DoD's new cloud policy coming in two weeks

Grazed from FederalTimes. Author: Aaron Boyd.

The Department of Defense will be releasing an updated cloud computing policy within the next two weeks, acting department CIO Terry Halvorsen said Thursday. The re-write of the 2012 policy is intended to speed up the procurement process by giving more purchasing authority to individual agencies.

“I was not really thrilled with the original cloud policy that came out,” Halvorsen said. “Mostly because I don’t think we were getting the cloud fast enough.” Noting that you should be careful what you wish for, Halvorsen was tasked with revamping the existing policy to speed up the process without sacrificing agencies’ strict security needs...

Read more from the source @ http://www.federaltimes.com/article/20141107/FEDIT03/311070014/DoD-s-new-cloud-policy-coming-two-weeks

DoD hesitant on cloud despite AWS security certifications

Grazed from TechTarget.  Author: Editorial Staff.

Government bureaucracy remains slow-moving despite AWS security certifications that allow the cloud provider to host sensitive data.  Amazon Web Services (AWS) was the first public cloud to receive a provisional authorization from the Department of Defense (DoD) under the Defense Information Systems Agency's Cloud Security Model to host Level 3-5 workloads, in late August. Levels 3-5 refer to unclassified, but highly sensitive data. Level 6, which is still excluded from the provisional authorization, pertains to classified data.

Meanwhile, the DoD is methodical in deploying new technologies, said U.S. Air Force Brigadier General Steve Spano, who now works as Amazon's general manager for defense and national security, in a keynote here this week during the Cloud Computing Association's Cloud Developers Summit and Expo 2014...

Government Bill Pushes Cloud Computing for DoD

Grazed from GovInfoSecurity. Author: Jeffrey Roman.

Two members of Congress have introduced legislation that's designed to help pave the way for the Department of Defense to make greater use of cloud computing providers to save money - as long as specific security requirements are met.

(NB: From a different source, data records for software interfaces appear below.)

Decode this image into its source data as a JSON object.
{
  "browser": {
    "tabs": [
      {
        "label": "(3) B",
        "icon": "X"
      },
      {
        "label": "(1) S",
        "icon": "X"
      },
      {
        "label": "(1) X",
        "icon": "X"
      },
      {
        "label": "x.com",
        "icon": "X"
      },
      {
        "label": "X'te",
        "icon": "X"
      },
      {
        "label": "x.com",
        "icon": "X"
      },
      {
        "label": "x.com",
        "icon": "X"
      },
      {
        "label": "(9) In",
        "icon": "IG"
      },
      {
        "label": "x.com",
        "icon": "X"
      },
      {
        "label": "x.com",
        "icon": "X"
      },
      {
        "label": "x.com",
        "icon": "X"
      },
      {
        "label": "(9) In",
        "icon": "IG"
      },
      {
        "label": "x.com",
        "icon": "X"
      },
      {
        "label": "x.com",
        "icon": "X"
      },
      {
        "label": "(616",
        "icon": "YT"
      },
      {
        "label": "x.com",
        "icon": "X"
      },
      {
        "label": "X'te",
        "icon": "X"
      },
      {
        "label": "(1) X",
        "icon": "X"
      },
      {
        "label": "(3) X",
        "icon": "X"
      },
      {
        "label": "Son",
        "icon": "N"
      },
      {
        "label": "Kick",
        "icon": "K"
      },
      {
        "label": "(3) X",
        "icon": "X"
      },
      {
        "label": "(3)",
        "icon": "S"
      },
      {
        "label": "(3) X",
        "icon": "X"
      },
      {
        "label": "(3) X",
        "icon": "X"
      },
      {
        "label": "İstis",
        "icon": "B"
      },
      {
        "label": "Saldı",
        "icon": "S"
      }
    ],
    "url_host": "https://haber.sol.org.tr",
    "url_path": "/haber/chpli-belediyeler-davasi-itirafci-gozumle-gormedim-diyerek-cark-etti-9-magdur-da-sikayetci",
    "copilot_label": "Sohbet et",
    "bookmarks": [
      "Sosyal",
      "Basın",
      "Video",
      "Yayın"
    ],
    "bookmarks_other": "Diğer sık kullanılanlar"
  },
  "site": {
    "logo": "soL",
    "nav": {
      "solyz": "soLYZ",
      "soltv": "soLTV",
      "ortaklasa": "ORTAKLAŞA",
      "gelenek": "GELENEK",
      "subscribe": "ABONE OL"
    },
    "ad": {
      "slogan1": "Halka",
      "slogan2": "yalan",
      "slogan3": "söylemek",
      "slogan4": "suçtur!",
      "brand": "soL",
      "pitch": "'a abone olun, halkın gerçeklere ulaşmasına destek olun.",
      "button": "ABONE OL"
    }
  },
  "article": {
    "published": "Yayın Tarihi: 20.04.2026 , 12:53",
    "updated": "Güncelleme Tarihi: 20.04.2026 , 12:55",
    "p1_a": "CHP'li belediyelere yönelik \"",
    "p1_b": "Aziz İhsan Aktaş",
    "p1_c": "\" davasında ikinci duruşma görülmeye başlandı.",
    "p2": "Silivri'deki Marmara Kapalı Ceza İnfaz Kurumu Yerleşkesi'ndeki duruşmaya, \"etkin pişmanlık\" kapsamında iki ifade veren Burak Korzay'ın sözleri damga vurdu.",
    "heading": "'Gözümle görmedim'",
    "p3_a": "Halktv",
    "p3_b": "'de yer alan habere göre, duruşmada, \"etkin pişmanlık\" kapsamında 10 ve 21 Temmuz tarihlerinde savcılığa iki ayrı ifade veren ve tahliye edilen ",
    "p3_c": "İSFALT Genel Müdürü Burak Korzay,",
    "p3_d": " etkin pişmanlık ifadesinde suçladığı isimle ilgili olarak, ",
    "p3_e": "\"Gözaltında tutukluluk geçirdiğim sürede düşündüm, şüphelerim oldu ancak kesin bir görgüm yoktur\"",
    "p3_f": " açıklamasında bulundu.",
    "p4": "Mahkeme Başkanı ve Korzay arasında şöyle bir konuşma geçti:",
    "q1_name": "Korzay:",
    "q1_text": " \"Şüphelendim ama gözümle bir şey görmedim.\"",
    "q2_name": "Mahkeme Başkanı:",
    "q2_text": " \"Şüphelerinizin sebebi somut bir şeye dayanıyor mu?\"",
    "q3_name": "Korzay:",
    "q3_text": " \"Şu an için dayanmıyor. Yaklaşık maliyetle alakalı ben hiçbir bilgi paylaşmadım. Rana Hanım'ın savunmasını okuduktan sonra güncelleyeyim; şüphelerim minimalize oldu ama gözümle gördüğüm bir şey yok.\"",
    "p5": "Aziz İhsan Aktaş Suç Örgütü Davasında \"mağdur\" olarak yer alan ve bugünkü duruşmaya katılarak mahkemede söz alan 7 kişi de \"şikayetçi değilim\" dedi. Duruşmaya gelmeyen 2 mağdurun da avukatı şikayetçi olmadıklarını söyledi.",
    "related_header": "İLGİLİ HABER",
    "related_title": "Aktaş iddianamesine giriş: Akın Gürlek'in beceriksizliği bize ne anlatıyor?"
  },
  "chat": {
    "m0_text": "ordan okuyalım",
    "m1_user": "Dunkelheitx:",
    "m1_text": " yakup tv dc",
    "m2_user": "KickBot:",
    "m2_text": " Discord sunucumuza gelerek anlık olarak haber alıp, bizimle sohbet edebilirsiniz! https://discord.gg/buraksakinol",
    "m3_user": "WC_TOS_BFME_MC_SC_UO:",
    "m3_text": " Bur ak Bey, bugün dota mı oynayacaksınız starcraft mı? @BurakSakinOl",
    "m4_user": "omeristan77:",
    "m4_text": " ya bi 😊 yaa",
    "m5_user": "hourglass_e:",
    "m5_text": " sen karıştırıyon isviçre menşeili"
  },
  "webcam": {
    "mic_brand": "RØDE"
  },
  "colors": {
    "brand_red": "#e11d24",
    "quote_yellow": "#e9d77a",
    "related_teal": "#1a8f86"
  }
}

Rep. Niki Tsongas, D-Mass., and Rep. Derek Kilmer, D-Wash., introduced the Department of Defense Cloud Security Act, which would require the U.S. comptroller general and the CIO of DoD to assess the cloud security requirements of the Defense Department.

The bill would require a full evaluation of the overall security and potential capabilities of the current DoD cloud system; a determination of best practices related to cloud security by both public and private entities to establish security requirements for the DoD; and an examination of the potential for commercial cloud providers to host DoD information systems, the sponsors say...

DSB task force urges security mandates for DoD cloud computing

Grazed from FierceGovernmentIT. Author: David Perera.

Cloud computing adoption within the Defense Department will require establishment of clear security mandates, says a report from a Defense Science Board task force. The report (.pdf), dated January 2013, says among the mandates the DoD chief information officer and the Defense Information Systems Agency could establish include aspects of trusted computing such as hypervisor attestation to assure that it hasn't been corrupted, cryptographic sealing and "strong virtual machine isolation."

Data at rest should be stored in encrypted form with keys protected using a hardware attestation "such as a trusted platform module" and data in transit should likewise be encrypted with hardware-attested keys, the report says...

Department of Defense Enlists Cloud Computing Services

Grazed from Sys Con Media. Author: Patrick Burke.

Ask not what your cloud can do for you, but what it can do for your country. The Defense Department's IT infrastructure is on a mission of consolidation, standardization, security and access, the Defense Department's principal deputy CIO told attendees at a recent cloud computing panel discussion, according to an article on Defense.gov.

The department is reducing the number of data centers from about 1,500 to "a number far below that," Robert J. Carey said, and is implementing a coherent and consistent architecture across thousands of computing environments. This process is taking place in part because of costs, but also because it makes sense when it comes to securing data within the network, Carey said...